It’s not yet midday and today is already a wonderful example of what it means to wear a lot of hats in your work.
This morning I’ve edited images, downloaded videos, uploaded those videos to youtube and facebook along with titles, description, tags and links (very important), fixed a couple of bugs in the code for our public website around videos, chased up our IT company about a ticket or two (particularly making clear the need to heartbeat communication at each step of a ticket’s lifespan), been on the phone helping set up a new employee, generating some lists of data for that new employee to start working on, worked on my two inboxes trying to get them a little cleaner (am a zero inbox guy) and have started to have a look at what I was really supposed to do today.
But that’s just it hey.
When you wear a lot of hats, what you are “supposed” to do is wear those hats. What you _plan_ to do (which is important, no doubt) is often not what happens. The old “no plan survives contact …” saying.
It’s hard, because those of us for whom structure and process is important, well when we make plans with our many hats, it’s hard to then work through that our plans aren’t happening the way they were supposed to.
But the world is broken. The second law of thermodynamics points to this, that entropy increases.
It’s easy to sometimes think that planning then is useless.
I’ve been eight years now in my current many-hat work, and we have been militant in our planning, but also we have worked hard to be flexible rather than brittle.
And it has paid off. Our system has seen the benefit of planning over the long-term – Because while sometimes our plans don’t go as we think, sometimes they do. And sometimes the plans change a little.

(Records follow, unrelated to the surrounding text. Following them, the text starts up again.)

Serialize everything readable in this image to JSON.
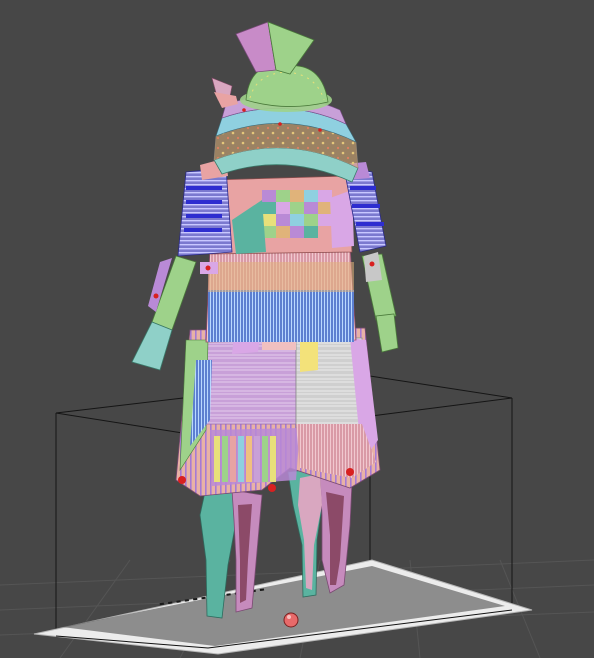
{
  "viewport": {
    "background_color": "#474747",
    "grid_color": "#5a5a5a",
    "floor_color": "#e9e9e9",
    "bounding_box_color": "#111111",
    "gizmo_color": "#e85a5a"
  },
  "model": {
    "type": "samurai-armor",
    "display_mode": "polygroups",
    "palette": [
      "#d9a7e6",
      "#9ed28a",
      "#e8a3a3",
      "#b98ad6",
      "#5ab3a0",
      "#3a3ad8",
      "#e0b37a",
      "#8fd0e0",
      "#c8c8c8",
      "#d64a4a"
    ]
  }
}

And sometimes after a few days/weeks/months we come back to the plan and realise it was stupid anyway.